## WORK REQUEST
Whenever the word "this" shows up in a line of the data, copy that line.

## DATA UNDER STUDY
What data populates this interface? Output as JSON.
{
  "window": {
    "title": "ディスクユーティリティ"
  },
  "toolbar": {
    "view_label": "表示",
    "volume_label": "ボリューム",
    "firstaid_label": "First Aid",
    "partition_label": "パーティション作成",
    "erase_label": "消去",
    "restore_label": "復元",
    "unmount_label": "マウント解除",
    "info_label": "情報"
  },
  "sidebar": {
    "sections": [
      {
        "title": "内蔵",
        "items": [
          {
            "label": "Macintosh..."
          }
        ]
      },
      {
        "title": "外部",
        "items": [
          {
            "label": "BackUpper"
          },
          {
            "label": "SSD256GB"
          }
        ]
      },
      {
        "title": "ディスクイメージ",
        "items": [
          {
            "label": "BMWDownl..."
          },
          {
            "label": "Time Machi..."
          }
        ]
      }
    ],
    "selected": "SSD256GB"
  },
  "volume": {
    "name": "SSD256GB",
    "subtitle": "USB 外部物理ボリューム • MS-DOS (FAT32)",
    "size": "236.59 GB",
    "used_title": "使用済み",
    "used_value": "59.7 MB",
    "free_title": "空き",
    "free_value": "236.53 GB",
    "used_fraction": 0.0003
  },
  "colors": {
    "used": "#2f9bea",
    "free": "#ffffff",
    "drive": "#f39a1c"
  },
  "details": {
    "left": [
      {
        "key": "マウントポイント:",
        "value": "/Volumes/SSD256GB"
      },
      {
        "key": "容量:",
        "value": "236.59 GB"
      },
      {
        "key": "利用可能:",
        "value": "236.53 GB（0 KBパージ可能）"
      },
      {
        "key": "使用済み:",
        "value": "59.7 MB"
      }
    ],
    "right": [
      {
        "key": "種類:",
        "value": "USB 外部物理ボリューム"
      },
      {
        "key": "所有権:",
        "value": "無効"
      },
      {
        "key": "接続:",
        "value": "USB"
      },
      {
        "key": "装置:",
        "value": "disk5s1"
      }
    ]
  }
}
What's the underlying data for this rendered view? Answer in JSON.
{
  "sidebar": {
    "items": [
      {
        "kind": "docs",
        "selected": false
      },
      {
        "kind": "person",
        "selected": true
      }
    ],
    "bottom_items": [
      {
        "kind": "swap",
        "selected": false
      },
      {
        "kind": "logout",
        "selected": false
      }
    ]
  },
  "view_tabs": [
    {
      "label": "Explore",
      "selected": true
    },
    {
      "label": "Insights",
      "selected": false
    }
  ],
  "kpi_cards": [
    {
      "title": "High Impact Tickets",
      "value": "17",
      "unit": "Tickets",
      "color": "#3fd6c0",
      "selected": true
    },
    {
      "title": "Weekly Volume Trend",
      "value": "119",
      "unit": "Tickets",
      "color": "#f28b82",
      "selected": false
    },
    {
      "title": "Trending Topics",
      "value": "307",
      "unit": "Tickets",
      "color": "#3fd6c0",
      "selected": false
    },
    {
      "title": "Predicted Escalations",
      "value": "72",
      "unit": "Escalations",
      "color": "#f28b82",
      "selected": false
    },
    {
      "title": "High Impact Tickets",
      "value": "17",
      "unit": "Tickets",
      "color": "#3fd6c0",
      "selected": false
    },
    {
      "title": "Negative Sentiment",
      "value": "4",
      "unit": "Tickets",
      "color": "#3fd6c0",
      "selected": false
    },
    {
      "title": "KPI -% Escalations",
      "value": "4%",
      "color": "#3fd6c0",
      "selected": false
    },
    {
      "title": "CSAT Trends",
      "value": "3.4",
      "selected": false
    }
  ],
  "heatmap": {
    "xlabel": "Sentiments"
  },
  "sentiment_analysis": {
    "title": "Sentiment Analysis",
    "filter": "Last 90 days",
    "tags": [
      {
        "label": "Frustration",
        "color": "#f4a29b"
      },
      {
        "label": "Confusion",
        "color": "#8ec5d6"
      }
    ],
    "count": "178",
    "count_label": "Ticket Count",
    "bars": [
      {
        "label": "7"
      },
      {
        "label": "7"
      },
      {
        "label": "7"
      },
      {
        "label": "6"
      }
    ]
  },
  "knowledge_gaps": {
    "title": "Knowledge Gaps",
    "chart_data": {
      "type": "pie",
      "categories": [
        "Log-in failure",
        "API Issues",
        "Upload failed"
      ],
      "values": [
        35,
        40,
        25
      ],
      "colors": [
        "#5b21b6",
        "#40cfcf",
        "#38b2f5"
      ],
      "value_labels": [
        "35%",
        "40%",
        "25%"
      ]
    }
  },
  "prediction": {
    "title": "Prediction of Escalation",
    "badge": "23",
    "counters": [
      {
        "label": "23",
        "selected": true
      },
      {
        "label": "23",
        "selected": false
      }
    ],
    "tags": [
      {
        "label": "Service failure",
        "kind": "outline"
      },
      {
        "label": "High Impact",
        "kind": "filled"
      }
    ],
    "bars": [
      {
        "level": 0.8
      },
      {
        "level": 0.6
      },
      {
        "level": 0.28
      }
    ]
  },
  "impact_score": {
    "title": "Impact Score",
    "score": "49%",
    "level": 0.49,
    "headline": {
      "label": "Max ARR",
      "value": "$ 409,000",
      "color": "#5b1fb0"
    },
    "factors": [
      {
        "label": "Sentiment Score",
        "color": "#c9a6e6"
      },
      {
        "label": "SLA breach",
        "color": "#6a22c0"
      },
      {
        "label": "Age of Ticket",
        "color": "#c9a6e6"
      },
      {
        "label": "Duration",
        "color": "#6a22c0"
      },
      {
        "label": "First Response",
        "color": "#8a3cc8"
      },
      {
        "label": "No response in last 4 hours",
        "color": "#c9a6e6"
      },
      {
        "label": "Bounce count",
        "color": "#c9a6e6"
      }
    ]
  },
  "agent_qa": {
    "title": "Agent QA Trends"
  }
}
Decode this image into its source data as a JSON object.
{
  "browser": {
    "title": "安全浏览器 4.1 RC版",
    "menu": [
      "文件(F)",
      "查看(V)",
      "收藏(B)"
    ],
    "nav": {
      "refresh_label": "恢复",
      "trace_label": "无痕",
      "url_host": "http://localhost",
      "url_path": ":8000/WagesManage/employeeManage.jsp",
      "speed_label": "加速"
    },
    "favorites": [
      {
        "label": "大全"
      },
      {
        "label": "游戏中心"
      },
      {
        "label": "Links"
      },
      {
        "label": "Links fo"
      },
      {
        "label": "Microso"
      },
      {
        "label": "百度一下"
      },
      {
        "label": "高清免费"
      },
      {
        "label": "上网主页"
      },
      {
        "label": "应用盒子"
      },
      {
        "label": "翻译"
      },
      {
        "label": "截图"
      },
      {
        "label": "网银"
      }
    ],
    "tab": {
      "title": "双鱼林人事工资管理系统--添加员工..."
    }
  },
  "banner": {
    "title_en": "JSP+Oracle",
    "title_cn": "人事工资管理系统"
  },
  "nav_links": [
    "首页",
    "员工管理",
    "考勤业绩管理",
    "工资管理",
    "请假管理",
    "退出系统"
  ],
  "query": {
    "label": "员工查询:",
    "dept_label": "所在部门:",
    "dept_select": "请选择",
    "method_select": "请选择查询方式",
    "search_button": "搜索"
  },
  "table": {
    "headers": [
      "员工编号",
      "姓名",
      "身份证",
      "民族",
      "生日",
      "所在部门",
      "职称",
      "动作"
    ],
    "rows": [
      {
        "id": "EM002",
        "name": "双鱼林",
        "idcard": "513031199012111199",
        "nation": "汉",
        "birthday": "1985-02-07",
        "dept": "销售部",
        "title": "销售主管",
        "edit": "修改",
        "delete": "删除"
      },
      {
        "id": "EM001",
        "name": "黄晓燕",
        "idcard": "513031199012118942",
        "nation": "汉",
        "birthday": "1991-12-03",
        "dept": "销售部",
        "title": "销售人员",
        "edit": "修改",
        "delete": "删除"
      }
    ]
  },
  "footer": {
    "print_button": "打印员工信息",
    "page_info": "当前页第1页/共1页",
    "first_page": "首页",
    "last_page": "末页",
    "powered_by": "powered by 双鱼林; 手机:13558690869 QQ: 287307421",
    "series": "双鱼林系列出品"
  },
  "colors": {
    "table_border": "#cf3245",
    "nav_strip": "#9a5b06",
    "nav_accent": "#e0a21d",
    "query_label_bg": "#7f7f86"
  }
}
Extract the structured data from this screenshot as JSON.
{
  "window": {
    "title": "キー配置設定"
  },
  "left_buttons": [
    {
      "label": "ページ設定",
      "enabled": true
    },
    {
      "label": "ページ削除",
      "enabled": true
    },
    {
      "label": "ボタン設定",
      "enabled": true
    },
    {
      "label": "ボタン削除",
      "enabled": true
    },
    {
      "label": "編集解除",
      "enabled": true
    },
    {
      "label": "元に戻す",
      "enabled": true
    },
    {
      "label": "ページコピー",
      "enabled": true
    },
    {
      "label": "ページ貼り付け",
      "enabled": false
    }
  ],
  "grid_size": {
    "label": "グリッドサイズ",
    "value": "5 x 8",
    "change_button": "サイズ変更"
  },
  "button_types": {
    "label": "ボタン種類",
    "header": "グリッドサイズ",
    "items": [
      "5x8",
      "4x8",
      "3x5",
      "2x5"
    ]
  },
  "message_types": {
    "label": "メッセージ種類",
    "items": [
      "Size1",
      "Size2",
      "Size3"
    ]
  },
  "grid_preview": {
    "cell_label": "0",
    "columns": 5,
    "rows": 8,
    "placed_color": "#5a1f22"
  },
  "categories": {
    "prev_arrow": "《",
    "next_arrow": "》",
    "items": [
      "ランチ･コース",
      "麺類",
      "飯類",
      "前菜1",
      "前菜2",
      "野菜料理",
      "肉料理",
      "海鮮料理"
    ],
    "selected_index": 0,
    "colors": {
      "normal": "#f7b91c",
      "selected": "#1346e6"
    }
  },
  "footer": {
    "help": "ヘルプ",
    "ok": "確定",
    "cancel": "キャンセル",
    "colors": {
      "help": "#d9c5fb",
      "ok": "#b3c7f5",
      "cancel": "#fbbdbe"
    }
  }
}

## ANSWER SPACE
What data populates this interface? Output as JSON.
What's the underlying data for this rendered view? Answer in JSON.
Decode this image into its source data as a JSON object.
Extract the structured data from this screenshot as JSON.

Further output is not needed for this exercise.